ACTION ITEM:
What lines of the material hold the string "reposts"? Pull each of them out.

BEGIN

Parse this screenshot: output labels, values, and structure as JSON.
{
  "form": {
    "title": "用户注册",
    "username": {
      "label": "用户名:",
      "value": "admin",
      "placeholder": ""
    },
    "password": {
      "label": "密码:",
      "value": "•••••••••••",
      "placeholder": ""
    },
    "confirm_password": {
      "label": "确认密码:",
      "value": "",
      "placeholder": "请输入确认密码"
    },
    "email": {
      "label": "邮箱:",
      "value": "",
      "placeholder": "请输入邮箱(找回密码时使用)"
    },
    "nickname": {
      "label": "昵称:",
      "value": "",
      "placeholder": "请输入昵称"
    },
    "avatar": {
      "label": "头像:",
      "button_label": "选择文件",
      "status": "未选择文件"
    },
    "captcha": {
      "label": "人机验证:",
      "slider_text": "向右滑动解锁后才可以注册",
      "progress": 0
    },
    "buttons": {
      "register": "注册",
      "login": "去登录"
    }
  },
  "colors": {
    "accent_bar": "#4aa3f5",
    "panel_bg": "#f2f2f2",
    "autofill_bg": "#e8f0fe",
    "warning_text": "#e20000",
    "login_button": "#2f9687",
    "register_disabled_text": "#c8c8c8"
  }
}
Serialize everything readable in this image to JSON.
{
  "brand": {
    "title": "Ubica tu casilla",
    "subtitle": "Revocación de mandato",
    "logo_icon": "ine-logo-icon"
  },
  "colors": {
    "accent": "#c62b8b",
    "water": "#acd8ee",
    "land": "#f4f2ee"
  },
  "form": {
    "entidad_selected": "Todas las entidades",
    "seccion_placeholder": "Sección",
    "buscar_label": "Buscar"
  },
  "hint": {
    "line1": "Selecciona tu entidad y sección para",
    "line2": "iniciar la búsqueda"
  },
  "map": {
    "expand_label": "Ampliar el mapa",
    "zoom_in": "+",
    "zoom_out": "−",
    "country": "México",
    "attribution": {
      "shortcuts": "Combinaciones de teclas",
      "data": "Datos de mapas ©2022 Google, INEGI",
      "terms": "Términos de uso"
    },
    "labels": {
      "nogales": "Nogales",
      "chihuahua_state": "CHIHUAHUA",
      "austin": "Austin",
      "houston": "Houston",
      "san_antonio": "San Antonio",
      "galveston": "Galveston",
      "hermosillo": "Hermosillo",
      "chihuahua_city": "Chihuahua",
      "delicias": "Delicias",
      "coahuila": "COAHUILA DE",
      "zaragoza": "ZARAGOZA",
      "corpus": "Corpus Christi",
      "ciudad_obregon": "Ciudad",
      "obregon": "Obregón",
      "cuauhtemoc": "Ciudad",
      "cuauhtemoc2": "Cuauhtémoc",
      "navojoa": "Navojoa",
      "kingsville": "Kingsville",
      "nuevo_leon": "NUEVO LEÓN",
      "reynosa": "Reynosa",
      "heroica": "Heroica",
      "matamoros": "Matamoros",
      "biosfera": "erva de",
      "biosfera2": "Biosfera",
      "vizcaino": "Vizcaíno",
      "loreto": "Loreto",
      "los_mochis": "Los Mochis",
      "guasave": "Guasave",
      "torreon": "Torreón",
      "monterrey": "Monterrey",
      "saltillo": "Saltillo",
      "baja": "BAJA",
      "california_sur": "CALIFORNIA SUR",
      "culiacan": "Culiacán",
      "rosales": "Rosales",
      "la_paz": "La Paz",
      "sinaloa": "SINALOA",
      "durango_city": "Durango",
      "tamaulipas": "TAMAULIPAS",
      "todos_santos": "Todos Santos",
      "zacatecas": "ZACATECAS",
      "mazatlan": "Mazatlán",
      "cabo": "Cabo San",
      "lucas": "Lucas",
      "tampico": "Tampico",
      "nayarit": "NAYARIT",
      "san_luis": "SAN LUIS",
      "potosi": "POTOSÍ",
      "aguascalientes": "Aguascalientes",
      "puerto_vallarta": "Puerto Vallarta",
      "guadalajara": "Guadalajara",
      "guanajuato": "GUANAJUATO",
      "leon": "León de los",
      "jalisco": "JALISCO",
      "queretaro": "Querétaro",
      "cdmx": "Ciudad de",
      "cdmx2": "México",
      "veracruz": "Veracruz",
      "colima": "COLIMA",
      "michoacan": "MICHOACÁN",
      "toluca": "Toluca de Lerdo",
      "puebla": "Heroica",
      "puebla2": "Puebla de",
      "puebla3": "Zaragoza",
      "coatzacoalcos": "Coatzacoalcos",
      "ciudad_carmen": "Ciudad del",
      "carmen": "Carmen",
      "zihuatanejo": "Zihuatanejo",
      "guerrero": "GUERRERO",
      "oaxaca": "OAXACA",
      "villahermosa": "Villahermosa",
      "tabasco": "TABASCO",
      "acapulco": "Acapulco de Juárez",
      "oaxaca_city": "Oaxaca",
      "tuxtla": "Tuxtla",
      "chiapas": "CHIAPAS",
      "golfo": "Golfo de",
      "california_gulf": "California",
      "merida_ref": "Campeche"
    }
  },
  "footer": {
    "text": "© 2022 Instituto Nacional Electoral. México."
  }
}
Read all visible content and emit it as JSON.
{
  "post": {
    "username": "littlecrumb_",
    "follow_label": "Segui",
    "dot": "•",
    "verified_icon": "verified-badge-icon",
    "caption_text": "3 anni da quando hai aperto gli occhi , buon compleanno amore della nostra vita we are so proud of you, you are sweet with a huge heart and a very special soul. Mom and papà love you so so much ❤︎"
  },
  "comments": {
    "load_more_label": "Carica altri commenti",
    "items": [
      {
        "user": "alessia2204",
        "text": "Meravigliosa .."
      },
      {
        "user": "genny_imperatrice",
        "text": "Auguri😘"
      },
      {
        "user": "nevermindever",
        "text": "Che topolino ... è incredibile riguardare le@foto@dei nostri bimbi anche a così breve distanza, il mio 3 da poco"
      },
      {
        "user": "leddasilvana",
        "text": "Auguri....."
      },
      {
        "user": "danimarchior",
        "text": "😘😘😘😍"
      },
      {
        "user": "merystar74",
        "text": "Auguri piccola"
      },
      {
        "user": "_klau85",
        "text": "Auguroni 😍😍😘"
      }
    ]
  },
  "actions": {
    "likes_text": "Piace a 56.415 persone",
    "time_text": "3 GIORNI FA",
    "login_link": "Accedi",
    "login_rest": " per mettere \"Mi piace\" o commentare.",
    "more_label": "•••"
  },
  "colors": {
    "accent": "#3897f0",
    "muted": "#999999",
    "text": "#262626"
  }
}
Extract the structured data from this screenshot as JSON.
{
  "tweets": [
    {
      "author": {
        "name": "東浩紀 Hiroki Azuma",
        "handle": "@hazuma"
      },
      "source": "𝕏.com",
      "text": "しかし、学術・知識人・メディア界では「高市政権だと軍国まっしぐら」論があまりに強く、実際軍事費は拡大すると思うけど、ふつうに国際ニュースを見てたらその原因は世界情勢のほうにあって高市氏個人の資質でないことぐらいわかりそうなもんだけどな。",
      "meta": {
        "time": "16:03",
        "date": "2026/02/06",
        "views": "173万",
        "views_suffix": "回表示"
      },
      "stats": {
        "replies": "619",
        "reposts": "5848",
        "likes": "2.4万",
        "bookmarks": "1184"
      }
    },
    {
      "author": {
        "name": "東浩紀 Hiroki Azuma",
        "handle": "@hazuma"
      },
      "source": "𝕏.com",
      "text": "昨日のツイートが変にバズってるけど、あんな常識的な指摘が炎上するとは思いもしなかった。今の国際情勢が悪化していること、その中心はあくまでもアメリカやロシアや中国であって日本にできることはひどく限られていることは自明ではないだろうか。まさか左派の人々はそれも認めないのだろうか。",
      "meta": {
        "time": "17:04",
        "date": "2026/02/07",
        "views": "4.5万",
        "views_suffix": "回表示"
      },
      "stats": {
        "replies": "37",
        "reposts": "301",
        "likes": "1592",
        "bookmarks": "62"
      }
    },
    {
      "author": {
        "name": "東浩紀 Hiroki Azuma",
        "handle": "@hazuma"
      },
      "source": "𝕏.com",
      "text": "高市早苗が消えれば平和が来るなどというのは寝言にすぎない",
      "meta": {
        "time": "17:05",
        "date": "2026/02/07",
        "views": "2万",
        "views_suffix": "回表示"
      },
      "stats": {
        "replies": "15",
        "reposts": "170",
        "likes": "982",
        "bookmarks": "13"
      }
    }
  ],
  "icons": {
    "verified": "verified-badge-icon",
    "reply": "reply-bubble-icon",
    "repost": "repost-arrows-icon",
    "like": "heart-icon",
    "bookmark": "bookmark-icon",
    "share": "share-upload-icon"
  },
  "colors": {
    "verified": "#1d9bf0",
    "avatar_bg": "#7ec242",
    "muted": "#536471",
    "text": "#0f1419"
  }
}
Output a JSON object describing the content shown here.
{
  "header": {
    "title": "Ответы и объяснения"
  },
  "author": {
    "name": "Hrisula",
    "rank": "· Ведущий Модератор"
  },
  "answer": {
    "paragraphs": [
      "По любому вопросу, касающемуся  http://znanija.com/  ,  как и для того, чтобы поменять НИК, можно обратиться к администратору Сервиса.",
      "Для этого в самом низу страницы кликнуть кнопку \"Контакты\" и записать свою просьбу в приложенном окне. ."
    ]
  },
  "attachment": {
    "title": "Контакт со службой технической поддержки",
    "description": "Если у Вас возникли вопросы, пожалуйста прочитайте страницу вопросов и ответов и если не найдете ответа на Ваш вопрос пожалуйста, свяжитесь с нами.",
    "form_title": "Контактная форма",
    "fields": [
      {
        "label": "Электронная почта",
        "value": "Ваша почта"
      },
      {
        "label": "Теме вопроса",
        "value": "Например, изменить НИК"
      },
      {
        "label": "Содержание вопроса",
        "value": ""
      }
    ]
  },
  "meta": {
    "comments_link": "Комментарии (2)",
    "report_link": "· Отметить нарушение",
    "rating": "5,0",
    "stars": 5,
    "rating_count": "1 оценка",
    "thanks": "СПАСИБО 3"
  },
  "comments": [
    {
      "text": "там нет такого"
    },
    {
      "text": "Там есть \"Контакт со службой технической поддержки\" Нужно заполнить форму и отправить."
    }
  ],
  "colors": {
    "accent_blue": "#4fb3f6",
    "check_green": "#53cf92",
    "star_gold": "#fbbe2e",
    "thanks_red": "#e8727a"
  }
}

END

ANSWER TO THE EXERCISE:
        "reposts": "5848",
        "reposts": "301",
        "reposts": "170",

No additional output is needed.